### TASK STATEMENT
What is the count of lines in the material below that hold "Scene"? Answer with only that number.

### INFORMATION
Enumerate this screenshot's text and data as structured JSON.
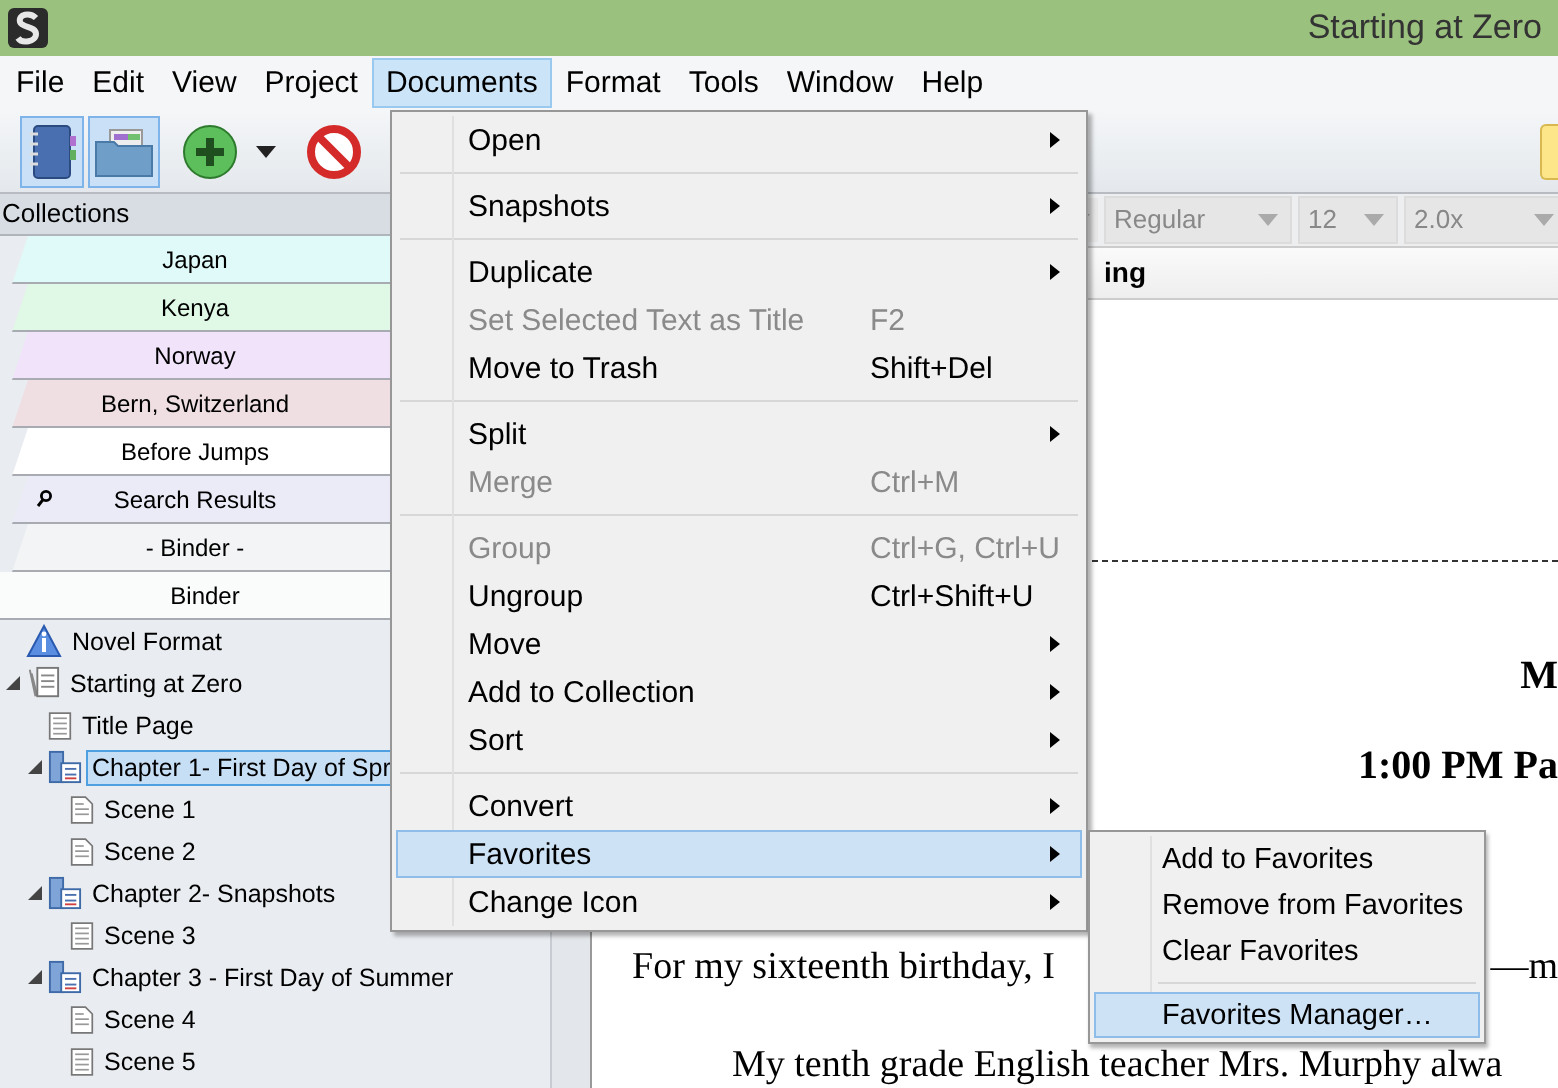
{
  "window": {
    "title": "Starting at Zero"
  },
  "menubar": [
    {
      "label": "File",
      "selected": false
    },
    {
      "label": "Edit",
      "selected": false
    },
    {
      "label": "View",
      "selected": false
    },
    {
      "label": "Project",
      "selected": false
    },
    {
      "label": "Documents",
      "selected": true
    },
    {
      "label": "Format",
      "selected": false
    },
    {
      "label": "Tools",
      "selected": false
    },
    {
      "label": "Window",
      "selected": false
    },
    {
      "label": "Help",
      "selected": false
    }
  ],
  "toolbar": [
    {
      "kind": "binder",
      "pressed": true
    },
    {
      "kind": "collections",
      "pressed": true
    },
    {
      "kind": "add",
      "pressed": false
    },
    {
      "kind": "caret",
      "pressed": false
    },
    {
      "kind": "delete",
      "pressed": false
    }
  ],
  "collections": {
    "title": "Collections",
    "tabs": [
      {
        "label": "Japan",
        "kind": "collection",
        "color": "#dffaf8"
      },
      {
        "label": "Kenya",
        "kind": "collection",
        "color": "#e0f8e6"
      },
      {
        "label": "Norway",
        "kind": "collection",
        "color": "#f1e4fa"
      },
      {
        "label": "Bern, Switzerland",
        "kind": "collection",
        "color": "#efdfe3"
      },
      {
        "label": "Before Jumps",
        "kind": "collection",
        "color": "#ffffff"
      },
      {
        "label": "Search Results",
        "kind": "search",
        "color": "#ebebf7"
      },
      {
        "label": "- Binder -",
        "kind": "collection",
        "color": "#f2f4f5"
      },
      {
        "label": "Binder",
        "kind": "binder",
        "color": "#fafbfb"
      }
    ]
  },
  "binder": [
    {
      "label": "Novel Format",
      "kind": "info",
      "selected": false
    },
    {
      "label": "Starting at Zero",
      "kind": "project",
      "selected": false,
      "expanded": true,
      "children": [
        {
          "label": "Title Page",
          "kind": "page",
          "selected": false
        },
        {
          "label": "Chapter 1- First Day of Spr",
          "kind": "folder",
          "selected": true,
          "expanded": true,
          "children": [
            {
              "label": "Scene 1",
              "kind": "text",
              "selected": false
            },
            {
              "label": "Scene 2",
              "kind": "text",
              "selected": false
            }
          ]
        },
        {
          "label": "Chapter 2- Snapshots",
          "kind": "folder",
          "selected": false,
          "expanded": true,
          "children": [
            {
              "label": "Scene 3",
              "kind": "page",
              "selected": false
            }
          ]
        },
        {
          "label": "Chapter 3 - First Day of Summer",
          "kind": "folder",
          "selected": false,
          "expanded": true,
          "children": [
            {
              "label": "Scene 4",
              "kind": "text",
              "selected": false
            },
            {
              "label": "Scene 5",
              "kind": "page",
              "selected": false
            }
          ]
        }
      ]
    }
  ],
  "format_bar": [
    {
      "value": "Regular"
    },
    {
      "value": "12"
    },
    {
      "value": "2.0x"
    }
  ],
  "editor": {
    "header": "ing",
    "lines": [
      {
        "kind": "heading",
        "text": "M"
      },
      {
        "kind": "heading",
        "text": "1:00 PM Pa"
      },
      {
        "kind": "split",
        "texts": [
          "For my sixteenth birthday, I",
          "—m"
        ]
      },
      {
        "kind": "paragraph",
        "text": "My tenth grade English teacher Mrs. Murphy alwa"
      }
    ]
  },
  "documents_menu": [
    [
      {
        "label": "Open",
        "submenu": true,
        "disabled": false,
        "selected": false
      }
    ],
    [
      {
        "label": "Snapshots",
        "submenu": true,
        "disabled": false,
        "selected": false
      }
    ],
    [
      {
        "label": "Duplicate",
        "submenu": true,
        "disabled": false,
        "selected": false
      },
      {
        "label": "Set Selected Text as Title",
        "shortcut": "F2",
        "disabled": true,
        "selected": false
      },
      {
        "label": "Move to Trash",
        "shortcut": "Shift+Del",
        "disabled": false,
        "selected": false
      }
    ],
    [
      {
        "label": "Split",
        "submenu": true,
        "disabled": false,
        "selected": false
      },
      {
        "label": "Merge",
        "shortcut": "Ctrl+M",
        "disabled": true,
        "selected": false
      }
    ],
    [
      {
        "label": "Group",
        "shortcut": "Ctrl+G, Ctrl+U",
        "disabled": true,
        "selected": false
      },
      {
        "label": "Ungroup",
        "shortcut": "Ctrl+Shift+U",
        "disabled": false,
        "selected": false
      },
      {
        "label": "Move",
        "submenu": true,
        "disabled": false,
        "selected": false
      },
      {
        "label": "Add to Collection",
        "submenu": true,
        "disabled": false,
        "selected": false
      },
      {
        "label": "Sort",
        "submenu": true,
        "disabled": false,
        "selected": false
      }
    ],
    [
      {
        "label": "Convert",
        "submenu": true,
        "disabled": false,
        "selected": false
      },
      {
        "label": "Favorites",
        "submenu": true,
        "disabled": false,
        "selected": true
      },
      {
        "label": "Change Icon",
        "submenu": true,
        "disabled": false,
        "selected": false
      }
    ]
  ],
  "favorites_submenu": [
    [
      {
        "label": "Add to Favorites",
        "selected": false
      },
      {
        "label": "Remove from Favorites",
        "selected": false
      },
      {
        "label": "Clear Favorites",
        "selected": false
      }
    ],
    [
      {
        "label": "Favorites Manager…",
        "selected": true
      }
    ]
  ]
}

### OUTPUT BELOW
5